§ What you should do
Only the lines that contain the string "Client" belong in the answer; pull them from the records.

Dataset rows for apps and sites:

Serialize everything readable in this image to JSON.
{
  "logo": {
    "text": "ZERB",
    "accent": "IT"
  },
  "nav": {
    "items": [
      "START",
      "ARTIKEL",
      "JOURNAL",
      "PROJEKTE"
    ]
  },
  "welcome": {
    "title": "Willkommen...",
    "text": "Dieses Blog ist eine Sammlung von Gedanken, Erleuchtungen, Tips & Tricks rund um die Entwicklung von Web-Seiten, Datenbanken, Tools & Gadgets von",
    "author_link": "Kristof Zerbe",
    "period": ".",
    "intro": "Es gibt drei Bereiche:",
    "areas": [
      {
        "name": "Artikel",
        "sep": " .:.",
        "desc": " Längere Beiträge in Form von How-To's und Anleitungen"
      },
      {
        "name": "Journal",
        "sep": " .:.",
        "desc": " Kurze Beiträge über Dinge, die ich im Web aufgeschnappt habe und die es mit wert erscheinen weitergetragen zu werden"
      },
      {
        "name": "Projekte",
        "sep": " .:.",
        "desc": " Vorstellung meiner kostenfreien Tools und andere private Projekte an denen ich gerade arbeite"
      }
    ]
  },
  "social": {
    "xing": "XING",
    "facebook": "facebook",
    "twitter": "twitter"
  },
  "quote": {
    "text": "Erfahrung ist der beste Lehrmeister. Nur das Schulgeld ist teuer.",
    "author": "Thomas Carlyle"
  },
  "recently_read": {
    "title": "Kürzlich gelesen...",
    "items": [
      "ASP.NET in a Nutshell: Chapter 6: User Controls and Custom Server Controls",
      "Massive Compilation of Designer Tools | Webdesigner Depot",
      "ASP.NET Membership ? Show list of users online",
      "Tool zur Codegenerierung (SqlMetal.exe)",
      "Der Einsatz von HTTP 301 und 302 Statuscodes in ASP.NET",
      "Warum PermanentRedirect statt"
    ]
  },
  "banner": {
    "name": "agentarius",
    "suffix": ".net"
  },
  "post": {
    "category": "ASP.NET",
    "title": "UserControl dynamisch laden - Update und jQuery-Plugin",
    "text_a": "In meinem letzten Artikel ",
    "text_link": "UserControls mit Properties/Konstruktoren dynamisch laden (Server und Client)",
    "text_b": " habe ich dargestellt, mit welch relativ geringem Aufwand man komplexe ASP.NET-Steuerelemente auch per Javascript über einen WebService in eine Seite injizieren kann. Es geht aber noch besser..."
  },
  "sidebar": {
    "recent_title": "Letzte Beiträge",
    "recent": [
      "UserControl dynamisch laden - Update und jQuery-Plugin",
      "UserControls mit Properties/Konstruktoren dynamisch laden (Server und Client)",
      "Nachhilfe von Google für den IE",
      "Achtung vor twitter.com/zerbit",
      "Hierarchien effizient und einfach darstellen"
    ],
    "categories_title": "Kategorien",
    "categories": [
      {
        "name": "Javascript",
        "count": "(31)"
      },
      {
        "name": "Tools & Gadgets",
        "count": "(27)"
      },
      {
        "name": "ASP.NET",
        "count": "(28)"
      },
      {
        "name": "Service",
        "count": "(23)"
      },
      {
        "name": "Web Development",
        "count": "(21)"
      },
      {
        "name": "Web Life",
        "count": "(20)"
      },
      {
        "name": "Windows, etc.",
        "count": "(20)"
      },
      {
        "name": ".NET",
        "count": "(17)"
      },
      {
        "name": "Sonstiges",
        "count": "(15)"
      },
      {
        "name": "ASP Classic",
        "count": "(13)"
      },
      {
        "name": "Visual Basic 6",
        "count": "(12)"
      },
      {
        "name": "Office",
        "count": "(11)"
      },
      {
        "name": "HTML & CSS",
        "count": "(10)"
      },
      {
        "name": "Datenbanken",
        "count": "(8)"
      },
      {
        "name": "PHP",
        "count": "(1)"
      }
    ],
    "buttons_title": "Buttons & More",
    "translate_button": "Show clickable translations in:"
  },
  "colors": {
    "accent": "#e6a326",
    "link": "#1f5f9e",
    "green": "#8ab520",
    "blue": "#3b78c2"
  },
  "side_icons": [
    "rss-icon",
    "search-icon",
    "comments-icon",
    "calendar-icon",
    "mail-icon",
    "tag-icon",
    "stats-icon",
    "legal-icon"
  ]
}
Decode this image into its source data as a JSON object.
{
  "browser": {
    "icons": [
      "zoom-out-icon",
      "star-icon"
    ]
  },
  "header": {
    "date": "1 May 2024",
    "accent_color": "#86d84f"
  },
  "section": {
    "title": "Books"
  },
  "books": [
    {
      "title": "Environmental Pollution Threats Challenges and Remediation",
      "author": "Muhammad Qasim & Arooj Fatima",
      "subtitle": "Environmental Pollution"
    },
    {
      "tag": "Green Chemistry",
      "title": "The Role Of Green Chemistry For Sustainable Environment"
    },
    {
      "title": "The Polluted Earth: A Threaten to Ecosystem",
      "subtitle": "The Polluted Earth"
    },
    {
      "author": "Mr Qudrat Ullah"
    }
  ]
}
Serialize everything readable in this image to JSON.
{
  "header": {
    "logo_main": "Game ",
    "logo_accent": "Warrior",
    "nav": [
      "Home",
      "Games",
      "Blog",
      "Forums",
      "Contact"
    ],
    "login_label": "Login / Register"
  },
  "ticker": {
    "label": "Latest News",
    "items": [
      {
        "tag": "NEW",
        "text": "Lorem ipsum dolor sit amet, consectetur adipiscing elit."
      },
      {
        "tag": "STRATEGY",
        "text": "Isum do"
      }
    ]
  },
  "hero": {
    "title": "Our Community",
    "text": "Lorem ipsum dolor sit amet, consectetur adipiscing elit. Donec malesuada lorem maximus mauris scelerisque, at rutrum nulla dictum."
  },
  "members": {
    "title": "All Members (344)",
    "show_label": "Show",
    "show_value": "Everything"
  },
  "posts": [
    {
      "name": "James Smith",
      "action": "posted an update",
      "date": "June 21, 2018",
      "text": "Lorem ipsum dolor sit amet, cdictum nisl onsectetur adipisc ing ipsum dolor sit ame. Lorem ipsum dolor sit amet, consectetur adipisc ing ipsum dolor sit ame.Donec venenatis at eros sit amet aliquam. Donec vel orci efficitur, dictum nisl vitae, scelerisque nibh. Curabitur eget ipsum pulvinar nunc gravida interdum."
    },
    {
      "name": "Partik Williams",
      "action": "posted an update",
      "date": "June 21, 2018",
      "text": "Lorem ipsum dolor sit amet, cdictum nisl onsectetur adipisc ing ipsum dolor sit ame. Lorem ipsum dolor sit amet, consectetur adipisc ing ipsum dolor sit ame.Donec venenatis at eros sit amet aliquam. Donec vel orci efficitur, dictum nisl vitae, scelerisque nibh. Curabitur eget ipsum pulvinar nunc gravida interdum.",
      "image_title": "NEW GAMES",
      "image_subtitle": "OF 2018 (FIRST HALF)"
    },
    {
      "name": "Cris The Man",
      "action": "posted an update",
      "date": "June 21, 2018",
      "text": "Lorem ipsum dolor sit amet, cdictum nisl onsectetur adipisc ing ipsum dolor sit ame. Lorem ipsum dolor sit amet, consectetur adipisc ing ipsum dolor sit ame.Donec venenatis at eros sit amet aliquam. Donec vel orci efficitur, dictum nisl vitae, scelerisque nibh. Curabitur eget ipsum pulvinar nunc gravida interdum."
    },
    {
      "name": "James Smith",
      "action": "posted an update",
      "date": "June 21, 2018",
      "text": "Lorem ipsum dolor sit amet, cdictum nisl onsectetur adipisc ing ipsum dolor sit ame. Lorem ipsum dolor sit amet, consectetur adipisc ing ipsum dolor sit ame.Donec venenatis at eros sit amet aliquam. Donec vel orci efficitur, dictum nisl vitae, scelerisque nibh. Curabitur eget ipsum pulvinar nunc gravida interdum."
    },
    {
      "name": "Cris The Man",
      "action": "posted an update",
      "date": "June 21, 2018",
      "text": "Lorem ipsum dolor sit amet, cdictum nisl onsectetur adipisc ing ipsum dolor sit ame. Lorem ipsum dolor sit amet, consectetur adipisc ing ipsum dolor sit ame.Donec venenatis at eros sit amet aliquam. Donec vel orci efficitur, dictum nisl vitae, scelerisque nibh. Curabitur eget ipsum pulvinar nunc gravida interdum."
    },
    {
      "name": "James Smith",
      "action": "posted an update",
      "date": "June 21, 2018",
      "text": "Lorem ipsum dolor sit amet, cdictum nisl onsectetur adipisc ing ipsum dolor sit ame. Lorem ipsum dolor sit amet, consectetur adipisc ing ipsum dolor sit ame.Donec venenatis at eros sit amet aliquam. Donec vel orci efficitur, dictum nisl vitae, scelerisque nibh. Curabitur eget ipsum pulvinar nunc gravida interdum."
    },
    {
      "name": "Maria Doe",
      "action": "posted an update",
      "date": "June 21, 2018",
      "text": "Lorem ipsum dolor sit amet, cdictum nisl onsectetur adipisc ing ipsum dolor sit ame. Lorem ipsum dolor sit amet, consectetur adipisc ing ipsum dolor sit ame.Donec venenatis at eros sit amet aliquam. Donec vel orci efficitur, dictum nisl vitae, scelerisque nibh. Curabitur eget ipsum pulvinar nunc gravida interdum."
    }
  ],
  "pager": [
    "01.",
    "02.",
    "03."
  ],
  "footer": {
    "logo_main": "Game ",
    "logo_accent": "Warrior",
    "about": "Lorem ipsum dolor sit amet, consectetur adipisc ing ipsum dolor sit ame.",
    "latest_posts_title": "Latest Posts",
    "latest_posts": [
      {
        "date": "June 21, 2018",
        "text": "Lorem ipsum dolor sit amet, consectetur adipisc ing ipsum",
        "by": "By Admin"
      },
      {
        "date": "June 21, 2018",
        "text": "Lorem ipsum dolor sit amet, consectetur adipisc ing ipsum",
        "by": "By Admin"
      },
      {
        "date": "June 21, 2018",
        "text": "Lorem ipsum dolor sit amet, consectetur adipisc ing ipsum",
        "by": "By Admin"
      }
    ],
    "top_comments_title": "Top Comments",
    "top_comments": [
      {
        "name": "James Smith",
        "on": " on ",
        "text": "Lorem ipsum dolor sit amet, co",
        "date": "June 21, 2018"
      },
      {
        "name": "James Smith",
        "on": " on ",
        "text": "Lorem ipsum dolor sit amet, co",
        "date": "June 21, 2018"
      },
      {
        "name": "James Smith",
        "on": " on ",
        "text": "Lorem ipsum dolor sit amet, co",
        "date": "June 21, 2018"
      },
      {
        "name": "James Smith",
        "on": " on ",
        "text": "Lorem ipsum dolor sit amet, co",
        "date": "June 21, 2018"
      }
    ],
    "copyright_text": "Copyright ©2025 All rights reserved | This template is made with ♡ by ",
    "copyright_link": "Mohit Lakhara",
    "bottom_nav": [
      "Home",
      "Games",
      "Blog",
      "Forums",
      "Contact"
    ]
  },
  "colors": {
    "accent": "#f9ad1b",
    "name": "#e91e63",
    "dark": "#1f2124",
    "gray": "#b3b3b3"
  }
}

§ Response to this task
    "text_link": "UserControls mit Properties/Konstruktoren dynamisch laden (Server und Client)",
      "UserControls mit Properties/Konstruktoren dynamisch laden (Server und Client)",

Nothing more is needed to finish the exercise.